Having already spent three days waiting for new o-rings from the Honda dealer, I now find myself in need of a functional impeller. Guess what? No longer made. The Honda dealer can’t locate one. The salvage yard has nothing. I find three slightly suspect options listed on eBay and purchase two of them, paying double to get them shipped fast.
Meanwhile, I learn that Randy’s bike, a Kawasaki KLR 650, hasn’t started in years. The carbs are goopy. The tank is full of rust.
We spent eight days wrenching, sacrificing our entire hiking expedition, in order to get both our bikes up and running. That was a hard pill to swallow, and my patience suffered some permanent damage, but in the end I got a hard-and-fast introduction to motorcycle mechanics. We ended up repairing and tuning almost everything: new impeller, mechanical seals, o-rings; new thermostat, radiator cap, fan; multiple coolant flushes; new oil and filter; drained and filled the front forks with some stiffer stuff; bled and filled brakes; new spark plugs; adjusted the cam chain; flushed and filled the final drive oil; cleaned out fuel lines; cleaned up the battery; checked electrical; new air filter; greased and lubed everything. The 1981 Honda GL500 Silver Wing (hereafter known as “The Impeller”) is primed, tuned, and purring like a kitten.

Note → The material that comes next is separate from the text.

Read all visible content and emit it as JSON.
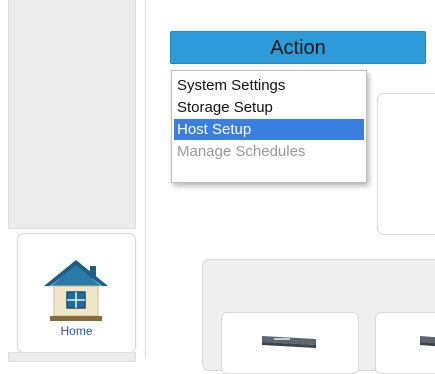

In retrospect, with an old bike, it would probably have been foolish to do anything less, especially with the intention to push it around for several thousand miles, especially having never done this before. At this point, if something goes wrong, I pretty much know how to fix it.
And so for the test run.
Head East on 21 from Randy’s house and within 30 miles you are twisting up the mountains, through river meadows scattered with wild elk, towards spectacular vistas. Four hours later, you arrive in Stanley, at the foot of the Sawtooth and White Cloud mountain ranges. Stop at the Bridge St. Grill and Bar, and sit outside on the balcony, mere feet above the Salmon river, snow-capped peaks in view. Follow 75 along the Salmon as it winds its way past Sunbeam hot springs through the ghosts of old mining towns and on toward Challis. Take 93 until you find a place to duck down and set up a tent next to the river. Next morning, continue on to the town of Salmon and then either turn North through Lolo pass(wow!)toward Missoula, or head South through a vast and empty mountain valley on to the arid high desert of Southern Idaho. When you reach the desert, turn West, the endless sage soon transforms into an ocean of sharp black lava, the Craters of the Moon. Hit the taco truck in Arco and continue West straight into the sun as it drops toward the horizon in front of you, hot and blinding. 600 miles from your point of departure, you are back home, buffeted and burned by the wind, ass sore, grin big and silly.
I’ve been through variations of this route many times, always in a car. Every time I’ve been on 75 chasing the Salmon river, I’ve dreamed of riding through there on a motorcycle.
Dream realized. It’s as brilliant as I imagined.
More about riding soon. The Impeller is happy now, and so am I. A great touring bike, fully tuned, and I’m primed for adventure. But it’s 3am and Randy and I have the bikes loaded and ready to take off in the morning for the real tour, making our way to the California coast via some Oregon hot springs. He has about a week before he has to turn around. I’ll keep going, eventually riding all the way back to Minneapolis. I’ll try to write when I can. And there will be pictures, I promise.